"Cómprame del todo!”, se lee en la tentadora oferta colgada en la página web del estudiante holandés Shawn Buckles. Buckles está subastando sus datos más íntimos —correos personales, chats en la Red, historial de navegación, datos de localización, entrenamientos, calendario— al mejor postor. La subasta se cierra el 12 de abril; el ganador obtiene todos los datos de Buckles para todo el año que viene.

Buckles no es un empresario: simplemente quiere hacernos más conscientes de la gran cantidad de datos que ya hemos revelado a Gobiernos y compañías. Pero esta chanza suscita también una cuestión filosófica más profunda: ¿se nos puede permitir vender nuestros datos más íntimos?…  Seguir leyendo »

When the first steam-powered vehicles arrived on the roads in Britain midway through the 19th century, parliament passed a law which stated that at least three people must be employed to drive them, one of whom should be walking in front carrying a red flag. It was not until 1896 that the Highways Act allowed vehicles to be driven without such restrictions.

Initial responses to new technology often have to be adapted as usage patterns become clearer. That was true on 19th-century British roads; it is true on the internet today. Media regulations to encourage the local production of content are becoming anachronistic with content available to all.…  Seguir leyendo »

Six years ago, we built Facebook around a few simple ideas. People want to share and stay connected with their friends and the people around them. If we give people control over what they share, they will want to share more. If people share more, the world will become more open and connected. And a world that's more open and connected is a better world. These are still our core principles today.

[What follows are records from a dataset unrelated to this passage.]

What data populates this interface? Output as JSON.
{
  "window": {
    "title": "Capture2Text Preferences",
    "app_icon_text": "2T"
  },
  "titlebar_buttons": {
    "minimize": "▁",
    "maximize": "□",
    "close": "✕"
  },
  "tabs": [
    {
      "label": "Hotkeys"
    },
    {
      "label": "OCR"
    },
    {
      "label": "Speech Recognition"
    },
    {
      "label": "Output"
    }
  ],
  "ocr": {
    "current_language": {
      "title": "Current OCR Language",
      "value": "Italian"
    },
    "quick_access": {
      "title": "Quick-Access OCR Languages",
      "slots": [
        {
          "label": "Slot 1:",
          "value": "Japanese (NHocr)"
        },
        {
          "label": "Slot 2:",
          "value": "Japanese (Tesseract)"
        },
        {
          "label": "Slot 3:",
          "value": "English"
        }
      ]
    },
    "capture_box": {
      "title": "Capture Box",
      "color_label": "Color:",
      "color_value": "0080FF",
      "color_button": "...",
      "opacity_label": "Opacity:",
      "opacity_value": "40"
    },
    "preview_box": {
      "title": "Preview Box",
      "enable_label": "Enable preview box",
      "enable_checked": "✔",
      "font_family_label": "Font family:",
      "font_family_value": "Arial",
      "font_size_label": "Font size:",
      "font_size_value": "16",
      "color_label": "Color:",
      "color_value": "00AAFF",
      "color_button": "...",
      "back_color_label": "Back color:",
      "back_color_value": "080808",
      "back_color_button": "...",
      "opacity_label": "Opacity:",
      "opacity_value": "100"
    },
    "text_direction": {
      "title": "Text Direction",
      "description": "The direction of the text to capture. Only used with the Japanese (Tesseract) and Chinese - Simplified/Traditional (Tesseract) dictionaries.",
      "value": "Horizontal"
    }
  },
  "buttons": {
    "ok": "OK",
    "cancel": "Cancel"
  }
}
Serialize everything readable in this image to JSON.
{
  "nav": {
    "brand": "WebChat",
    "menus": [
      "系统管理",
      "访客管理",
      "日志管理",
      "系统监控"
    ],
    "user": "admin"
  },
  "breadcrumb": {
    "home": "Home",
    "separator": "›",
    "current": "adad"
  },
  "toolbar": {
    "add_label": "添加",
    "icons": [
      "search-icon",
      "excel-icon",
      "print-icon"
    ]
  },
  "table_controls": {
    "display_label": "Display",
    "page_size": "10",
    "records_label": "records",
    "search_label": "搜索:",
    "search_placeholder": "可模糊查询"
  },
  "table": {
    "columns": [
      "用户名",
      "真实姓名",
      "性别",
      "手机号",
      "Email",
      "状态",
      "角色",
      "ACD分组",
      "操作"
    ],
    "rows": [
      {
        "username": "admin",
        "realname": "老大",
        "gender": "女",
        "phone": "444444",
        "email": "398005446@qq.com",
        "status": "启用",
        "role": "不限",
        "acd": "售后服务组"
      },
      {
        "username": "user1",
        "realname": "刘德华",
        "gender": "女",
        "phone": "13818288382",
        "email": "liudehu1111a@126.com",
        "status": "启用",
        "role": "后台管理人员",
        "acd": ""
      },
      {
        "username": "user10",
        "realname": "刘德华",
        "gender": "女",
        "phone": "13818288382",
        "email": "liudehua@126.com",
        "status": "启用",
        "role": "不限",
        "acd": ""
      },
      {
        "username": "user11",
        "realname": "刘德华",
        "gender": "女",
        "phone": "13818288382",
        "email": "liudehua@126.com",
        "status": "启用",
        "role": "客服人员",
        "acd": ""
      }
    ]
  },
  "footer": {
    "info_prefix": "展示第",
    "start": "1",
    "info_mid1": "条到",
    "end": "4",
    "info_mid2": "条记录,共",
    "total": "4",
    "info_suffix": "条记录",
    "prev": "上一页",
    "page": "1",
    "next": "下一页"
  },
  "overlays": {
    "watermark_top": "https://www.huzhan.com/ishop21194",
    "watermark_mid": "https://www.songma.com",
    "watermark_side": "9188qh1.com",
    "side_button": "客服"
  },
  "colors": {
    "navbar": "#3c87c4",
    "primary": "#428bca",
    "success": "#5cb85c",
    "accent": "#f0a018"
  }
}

Facebook has been growing quickly. It has become a community of more than 400 million people in just a few years. It's a challenge to keep that many people satisfied over time, so we move quickly to serve that community with new ways to connect with the social Web and each other.…  Seguir leyendo »

So you've sworn off Scrabulous. You've given up on poking and SuperPoking. Never again shall you be newsfed, attacked by Zombies or be one of 1 million strong. You're done with seeing your friends' exhibitionism, and you're done with exhibiting yourself.

In other words, you've given up Facebook.

But as recent articles have pointed out, even if you "deactivate" your account, Facebook holds on to your profile data. This disclosure has gotten privacy groups and consumers up in arms. All the commotion about how Facebook hoards outgoing users' data got me wondering whether we're missing the more important privacy question: What happens to all the data we active members choose to delete, for privacy reasons or otherwise?…  Seguir leyendo »